Most of the dangerous bacteria get on the surface of beef during the slaughtering and butcheing process.
In the case of ground beef, the bacteria is mixed into the center of the mass of ground beef, and becomes difficult to kill. It doesn't breed faster or easier -- it's just more difficult to kill with cooking. Because of the temperatures, there is a significant possiblity that harmful bacteria created large enough populations to be dangerous in an part of the mass that cannot be rendered safe by cooking. Consequently the ground beef should be thrown out.
On the other hand, the rest of the meat is probably okay -- within limits. Yes, it's outside of FDA protocols, but ...
Don't serve to any of the "verys." I.e., very old, very young, very sick, and very sensitive. Don't serve to paying customers. Rinse the meat before using. Inspect it carefully. Cook to well done. Test it on your in-laws. You'll be fine.
The meat was cold when you got it and took some time to reach temperatures at which bacteria breed. The "forties" ruile is well and good, but bacteria breed more quickly at higher temperatures. It took awhile for even the surface of your meat get warm enough to get breeding going at a significant rate.

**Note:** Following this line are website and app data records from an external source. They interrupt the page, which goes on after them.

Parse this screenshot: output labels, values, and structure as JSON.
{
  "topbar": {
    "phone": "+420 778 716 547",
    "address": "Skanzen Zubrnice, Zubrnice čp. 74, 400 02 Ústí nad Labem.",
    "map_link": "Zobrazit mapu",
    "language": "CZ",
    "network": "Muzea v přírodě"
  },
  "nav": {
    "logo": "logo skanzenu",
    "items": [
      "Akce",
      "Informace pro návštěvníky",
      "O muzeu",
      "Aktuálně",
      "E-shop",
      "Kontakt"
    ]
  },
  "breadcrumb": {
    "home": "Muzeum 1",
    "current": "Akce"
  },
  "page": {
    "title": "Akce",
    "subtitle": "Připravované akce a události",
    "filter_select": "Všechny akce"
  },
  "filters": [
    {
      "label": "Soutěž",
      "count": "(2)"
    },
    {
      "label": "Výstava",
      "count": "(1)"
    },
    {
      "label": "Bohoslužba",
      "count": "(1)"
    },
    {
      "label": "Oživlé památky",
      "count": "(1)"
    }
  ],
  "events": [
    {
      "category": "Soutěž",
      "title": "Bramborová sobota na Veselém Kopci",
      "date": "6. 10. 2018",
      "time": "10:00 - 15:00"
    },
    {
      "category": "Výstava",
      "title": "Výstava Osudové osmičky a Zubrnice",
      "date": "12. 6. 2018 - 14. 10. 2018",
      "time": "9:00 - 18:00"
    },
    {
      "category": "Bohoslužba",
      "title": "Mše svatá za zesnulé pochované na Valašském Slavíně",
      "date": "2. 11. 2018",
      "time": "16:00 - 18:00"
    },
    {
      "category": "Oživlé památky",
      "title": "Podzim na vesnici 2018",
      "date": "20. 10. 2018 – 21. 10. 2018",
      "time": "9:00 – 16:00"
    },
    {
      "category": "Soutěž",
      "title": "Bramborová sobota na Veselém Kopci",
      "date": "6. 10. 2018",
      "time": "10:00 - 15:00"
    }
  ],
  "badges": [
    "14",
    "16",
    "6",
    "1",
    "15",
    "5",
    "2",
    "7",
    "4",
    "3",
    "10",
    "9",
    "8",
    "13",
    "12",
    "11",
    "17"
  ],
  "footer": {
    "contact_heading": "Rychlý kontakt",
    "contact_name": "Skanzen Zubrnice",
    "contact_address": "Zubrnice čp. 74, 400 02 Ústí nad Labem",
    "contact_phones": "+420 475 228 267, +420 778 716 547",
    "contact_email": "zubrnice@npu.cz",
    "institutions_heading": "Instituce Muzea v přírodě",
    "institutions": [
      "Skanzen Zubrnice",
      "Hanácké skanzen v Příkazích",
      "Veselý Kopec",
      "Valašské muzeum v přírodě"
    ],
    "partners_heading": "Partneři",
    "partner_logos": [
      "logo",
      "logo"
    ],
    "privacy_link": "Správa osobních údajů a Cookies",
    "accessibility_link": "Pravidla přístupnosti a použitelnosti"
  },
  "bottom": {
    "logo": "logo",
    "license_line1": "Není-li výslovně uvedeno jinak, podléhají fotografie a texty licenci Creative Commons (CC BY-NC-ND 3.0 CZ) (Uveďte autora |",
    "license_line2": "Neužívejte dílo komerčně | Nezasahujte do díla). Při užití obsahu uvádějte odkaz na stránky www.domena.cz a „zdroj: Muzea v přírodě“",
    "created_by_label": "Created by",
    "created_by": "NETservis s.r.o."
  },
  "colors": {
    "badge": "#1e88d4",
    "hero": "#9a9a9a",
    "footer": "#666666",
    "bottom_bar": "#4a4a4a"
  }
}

The meat was "vacuum packed." Well maybe not an absolute vaccum -- but low atmosphere, anyway. This does two things. Aerobic bacteria can't breed. Anaerobic bacteria can, but they leave a tell tale sign. They produce gas as a byproduct of activity and will cause the package to swell. Three other signs of a dangerously high level of bacteria are color, texture, and smell. If you notice anything wrong -- toss it.
It may not be "right," but it's real.